Managing social media

Social media is another tool for conducting business and enables you to collaborate, participate, contribute and reuse information online. If your agency uses social media, the information created is a Commonwealth record and needs to be managed.

Social media can be:

  • blogs
  • wikis
  • social networking sites
  • instant messaging
  • social bookmarking
  • media sharing
  • collaborative editing sites.

When your agency uses social media, it is obligated to keep accurate and sufficient records of all government business activity. This information is kept in a usable and accessible form for as long as it is needed to support your agency’s business. Your agency is required to account for all its actions and decisions under administrative law.

The Archives Act 1983 does not define information and records by their format. If you create information and records as a result of using social media, it is subject to the same business and legislative requirements as information and records created by other means.

Social media and information management issues

Social media and third party sites

Under the Archives Act 1983, there is a property based definition of Commonwealth records. It means that social media records held in their native applications at third party sites may not be legally regarded as a Commonwealth record. This is something where you need to apply risk based decisions regarding leaving them where they are or seeking to capture them into your internal systems. Web 2.0 practice is to 'go where the people are'. Your agency may often use popular third-party social media tools. However in some cases, for example when setting up a blog, using an agency-hosted or Government-hosted tool may be a viable option that would also ensure that the information remains Commonwealth property.

Social media and the ‘authentic record’

Social media is dynamic. The content is ever-changing and government information may be taken up by others for use and reuse. It is important that your agency keep an accurate and authentic ‘original’ copy of all information posted on social media and save it as a record.

Social media and responsibilities

If your agency uses social media, it should have a social media policy.It may be part of your agency’s records information and management policy. Your social media policy provides advice about the information and records management obligations that accompany social media use.

Web administrators may routinely capture records of social media interactions, but the social media policy needs to be clear about when this routine capture may not be sufficient, and when individual authors have responsibility for capturing information from the social media tools they use. Staff in the information and records management unit should be able to assist with these decisions.

Social media and capturing interactions

The same information and records management principles apply to social media content as to other information and records created in your agency.  Staff using social media tools for official purposes need to consider which information and records need to be captured to comply with your agency records management policy, or discuss this with your information and records management unit.

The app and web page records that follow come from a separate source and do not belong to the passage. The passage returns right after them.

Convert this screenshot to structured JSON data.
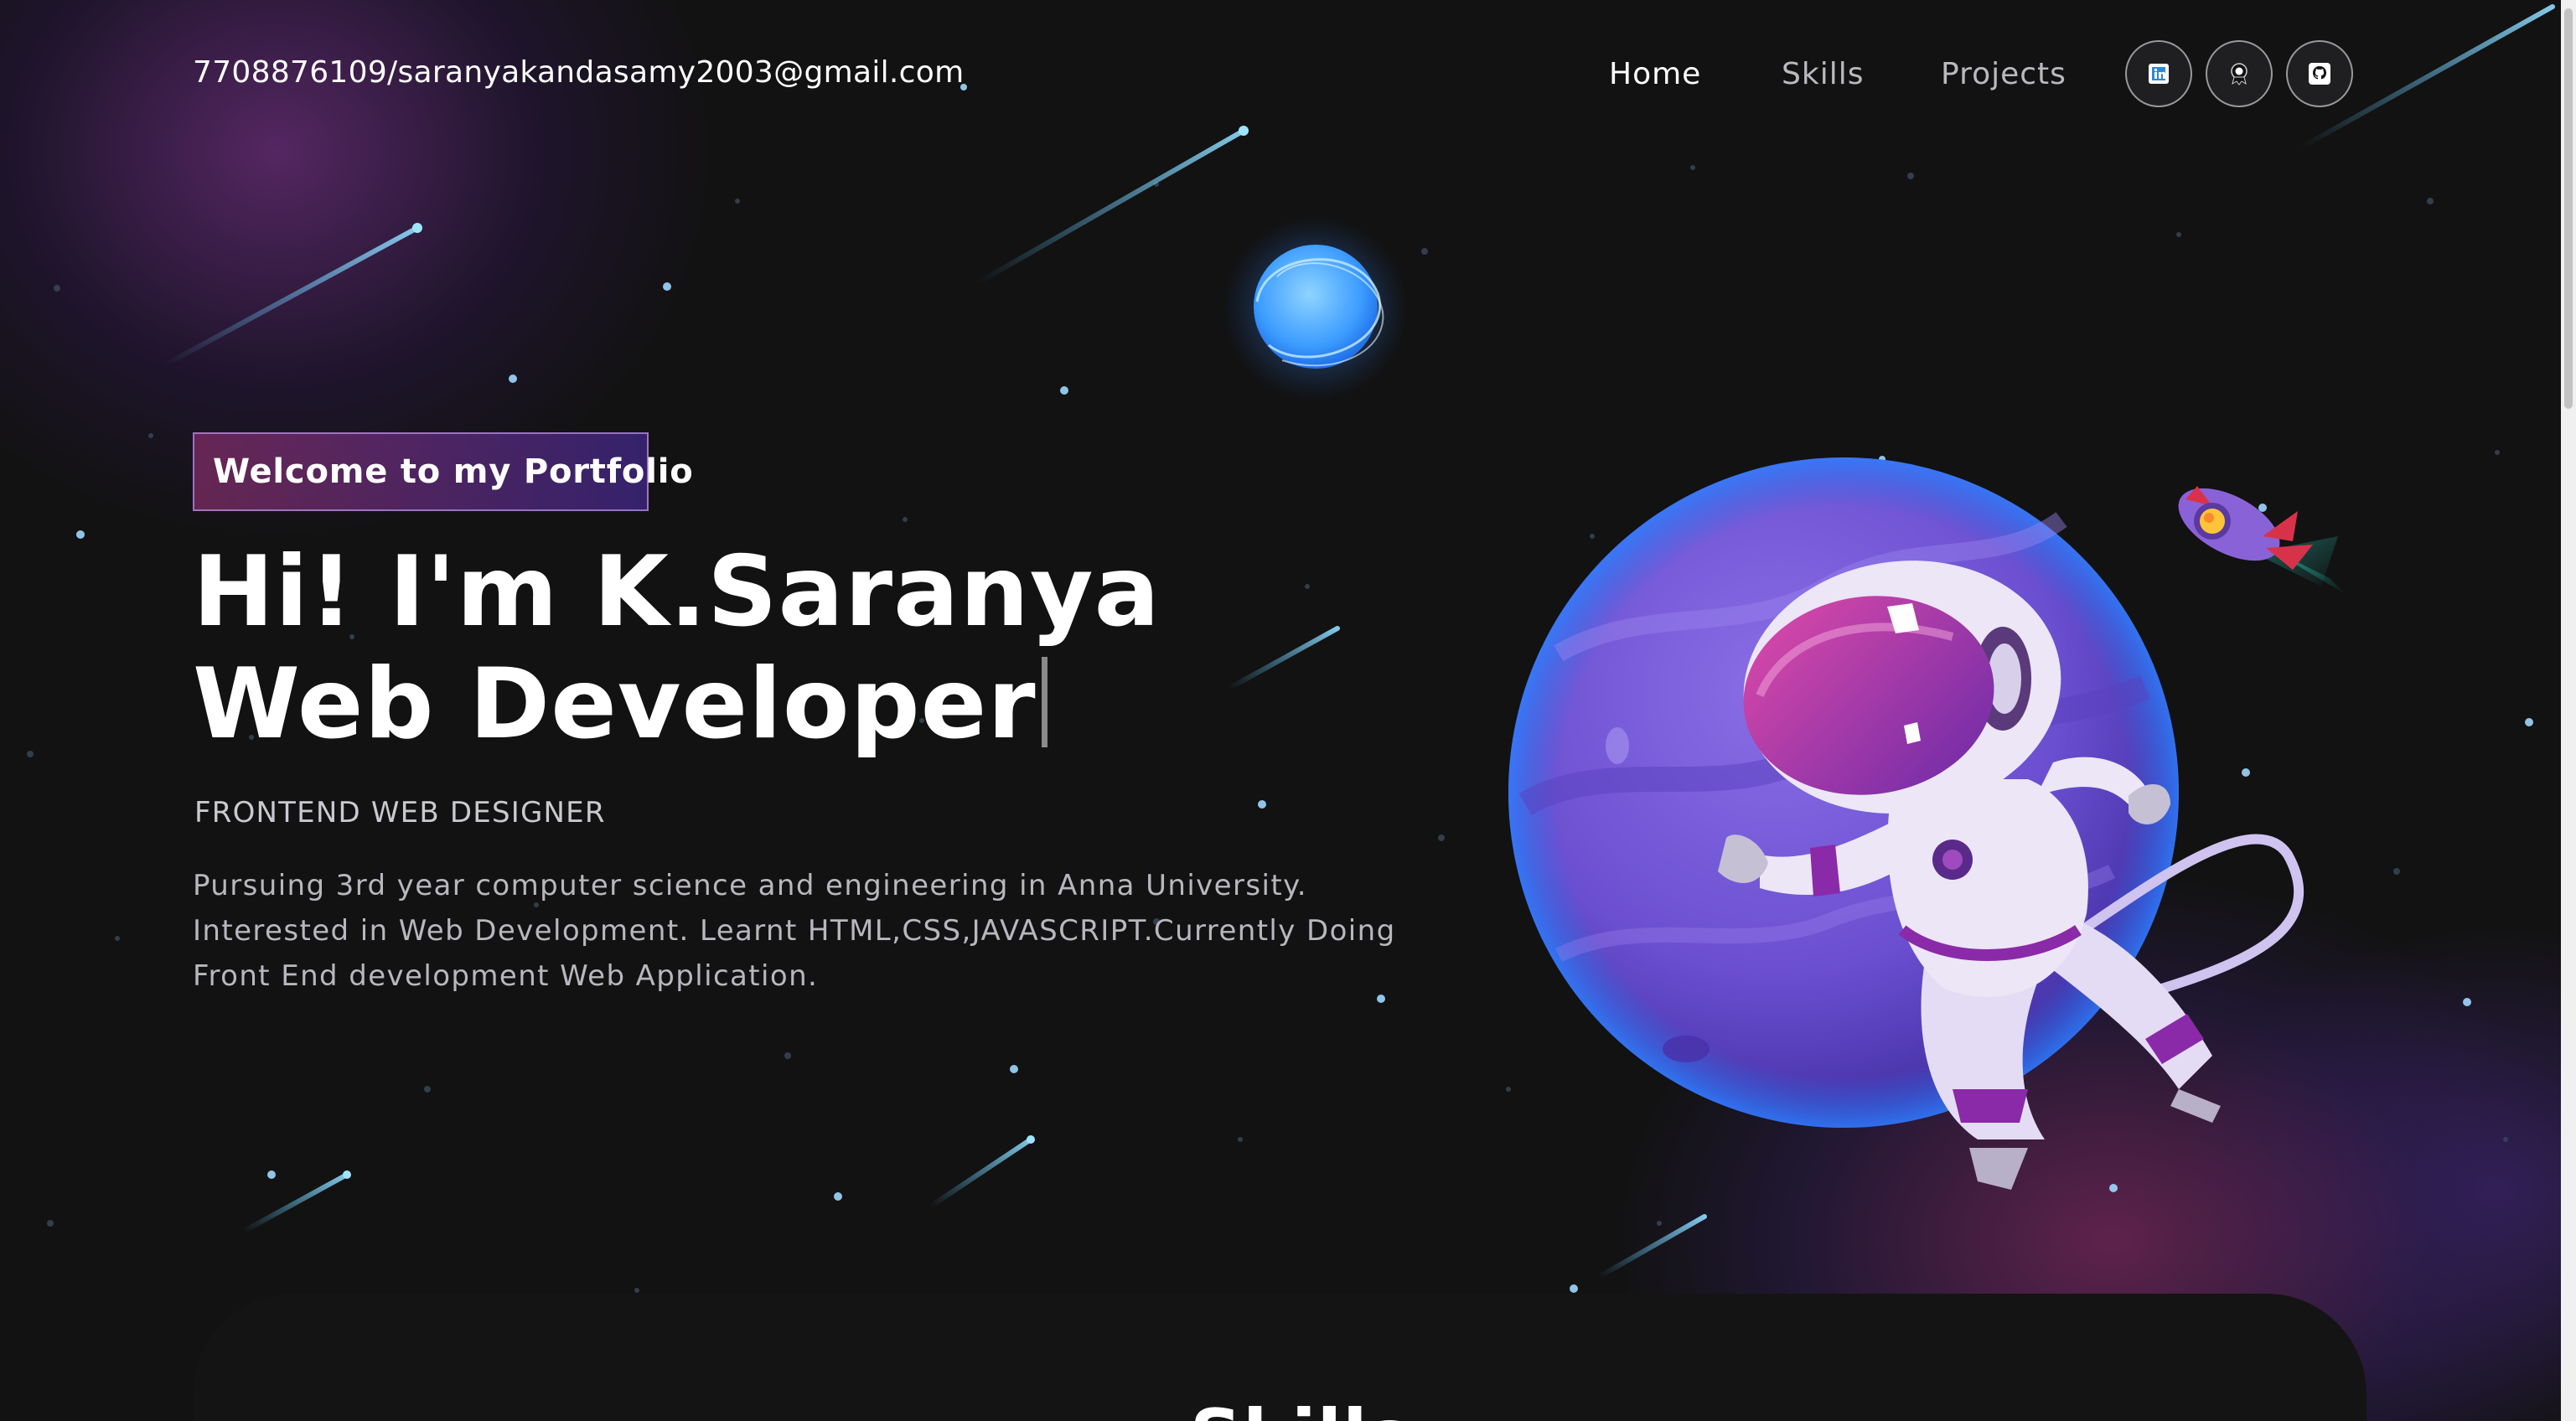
{
  "header": {
    "contact": "7708876109/saranyakandasamy2003@gmail.com",
    "nav": [
      {
        "label": "Home",
        "active": true
      },
      {
        "label": "Skills",
        "active": false
      },
      {
        "label": "Projects",
        "active": false
      }
    ],
    "social_icons": [
      "linkedin-icon",
      "hackerrank-badge-icon",
      "github-icon"
    ]
  },
  "hero": {
    "tagline": "Welcome to my Portfolio",
    "headline": "Hi! I'm K.Saranya Web Developer",
    "subtitle": "FRONTEND WEB DESIGNER",
    "description": "Pursuing 3rd year computer science and engineering in Anna University. Interested in Web Development. Learnt HTML,CSS,JAVASCRIPT.Currently Doing Front End development Web Application.",
    "illustration": "astronaut-planet-illustration"
  },
  "skills_section": {
    "heading": "Skills"
  },
  "colors": {
    "background": "#121212",
    "accent_pink": "#aa367c",
    "accent_purple": "#4a2fbd",
    "planet": "#6a4fd0",
    "text_white": "#ffffff",
    "text_muted": "#b7b7bd"
  }
}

Should all social media interaction be kept?

Different information has a different value and purpose. There are different requirements for creation, capture and retention of this information. For example, spam or junk mail may be disposed of immediately.

More valuable social media information and records such as feedback about policy, announcements or complaints need to be retained appropriately. This decision is not always clear cut, and a judgement must be made about the material’s relevance to your agency’s business. Information and records management staff can provide advice on your agency’s information management needs.

Case study

Agency X has a Twitter account which is the only way a policy unit releases new policy updates to the public.

The policy unit consults information and records management staff who advise that, in this instance, the 'tweets' are a record that need to be captured and retained.

The Information and Records Manager exports the 'tweets' in plain text format into the agency's records management system.

The Information and Records Manager also determines that this use of Twitter justifies fortnightly capture of official Twitter exchanges.

Help and feedback

The Agency Service Centre can give advice on problems that your agency may face in making decisions on the information and records management obligations that arise from their use of social media tools.

Copyright National Archives of Australia 2017